PROBLEM TO SOLVE: Without the pictures, set down every record below exactly as it reads.

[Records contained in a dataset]
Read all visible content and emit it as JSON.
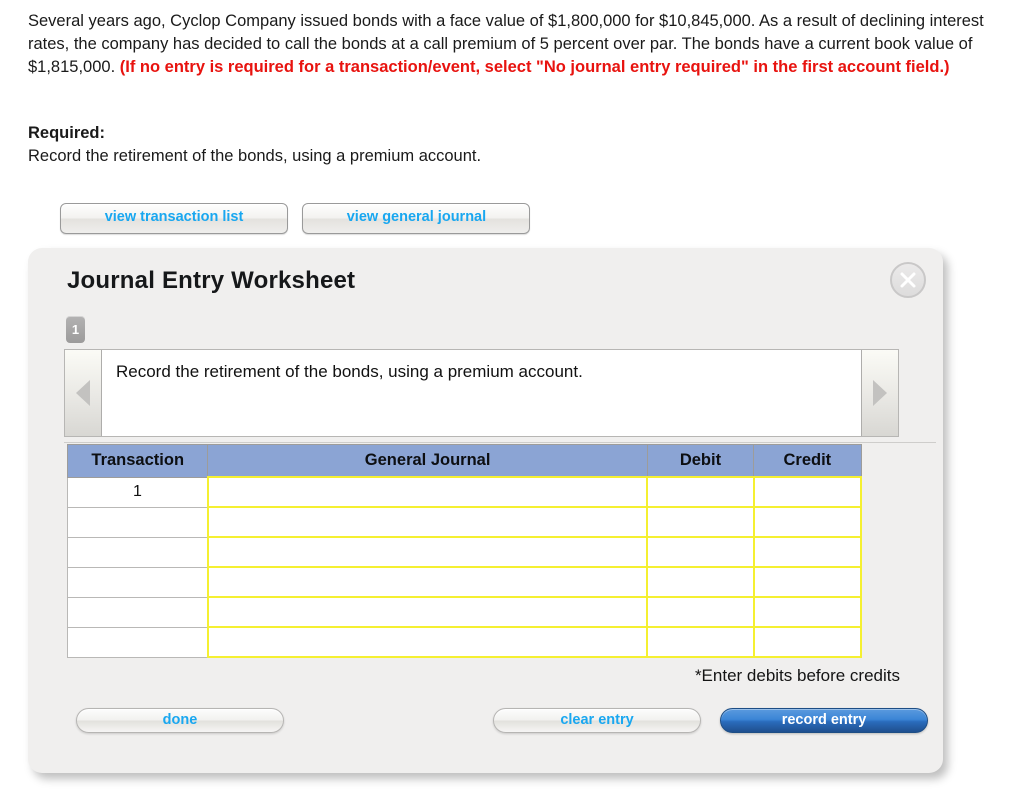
{
  "problem": {
    "body_part1": "Several years ago, Cyclop Company issued bonds with a face value of $1,800,000 for $10,845,000. As a result of declining interest rates, the company has decided to call the bonds at a call premium of 5 percent over par. The bonds have a current book value of $1,815,000. ",
    "red_note": "(If no entry is required for a transaction/event, select \"No journal entry required\" in the first account field.)",
    "required_label": "Required:",
    "required_text": "Record the retirement of the bonds, using a premium account."
  },
  "toolbar": {
    "view_transaction_list": "view transaction list",
    "view_general_journal": "view general journal"
  },
  "panel": {
    "title": "Journal Entry Worksheet",
    "close_icon": "close-x-icon",
    "step_number": "1",
    "instruction": "Record the retirement of the bonds, using a premium account.",
    "prev_icon": "triangle-left-icon",
    "next_icon": "triangle-right-icon",
    "debits_note": "*Enter debits before credits"
  },
  "table": {
    "headers": [
      "Transaction",
      "General Journal",
      "Debit",
      "Credit"
    ],
    "rows": [
      {
        "transaction": "1",
        "general_journal": "",
        "debit": "",
        "credit": ""
      },
      {
        "transaction": "",
        "general_journal": "",
        "debit": "",
        "credit": ""
      },
      {
        "transaction": "",
        "general_journal": "",
        "debit": "",
        "credit": ""
      },
      {
        "transaction": "",
        "general_journal": "",
        "debit": "",
        "credit": ""
      },
      {
        "transaction": "",
        "general_journal": "",
        "debit": "",
        "credit": ""
      },
      {
        "transaction": "",
        "general_journal": "",
        "debit": "",
        "credit": ""
      }
    ]
  },
  "footer": {
    "done": "done",
    "clear_entry": "clear entry",
    "record_entry": "record entry"
  },
  "colors": {
    "link_blue": "#19a7f0",
    "header_blue": "#8ba4d4",
    "input_yellow": "#f5f031",
    "alert_red": "#e8130f",
    "record_entry_blue": "#2a6cbd"
  }
}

WRITTEN RESPONSE:
Read all visible content and emit it as JSON.
{
  "problem": {
    "body_part1": "Several years ago, Cyclop Company issued bonds with a face value of $1,800,000 for $10,845,000. As a result of declining interest rates, the company has decided to call the bonds at a call premium of 5 percent over par. The bonds have a current book value of $1,815,000. ",
    "red_note": "(If no entry is required for a transaction/event, select \"No journal entry required\" in the first account field.)",
    "required_label": "Required:",
    "required_text": "Record the retirement of the bonds, using a premium account."
  },
  "toolbar": {
    "view_transaction_list": "view transaction list",
    "view_general_journal": "view general journal"
  },
  "panel": {
    "title": "Journal Entry Worksheet",
    "close_icon": "close-x-icon",
    "step_number": "1",
    "instruction": "Record the retirement of the bonds, using a premium account.",
    "prev_icon": "triangle-left-icon",
    "next_icon": "triangle-right-icon",
    "debits_note": "*Enter debits before credits"
  },
  "table": {
    "headers": [
      "Transaction",
      "General Journal",
      "Debit",
      "Credit"
    ],
    "rows": [
      {
        "transaction": "1",
        "general_journal": "",
        "debit": "",
        "credit": ""
      },
      {
        "transaction": "",
        "general_journal": "",
        "debit": "",
        "credit": ""
      },
      {
        "transaction": "",
        "general_journal": "",
        "debit": "",
        "credit": ""
      },
      {
        "transaction": "",
        "general_journal": "",
        "debit": "",
        "credit": ""
      },
      {
        "transaction": "",
        "general_journal": "",
        "debit": "",
        "credit": ""
      },
      {
        "transaction": "",
        "general_journal": "",
        "debit": "",
        "credit": ""
      }
    ]
  },
  "footer": {
    "done": "done",
    "clear_entry": "clear entry",
    "record_entry": "record entry"
  },
  "colors": {
    "link_blue": "#19a7f0",
    "header_blue": "#8ba4d4",
    "input_yellow": "#f5f031",
    "alert_red": "#e8130f",
    "record_entry_blue": "#2a6cbd"
  }
}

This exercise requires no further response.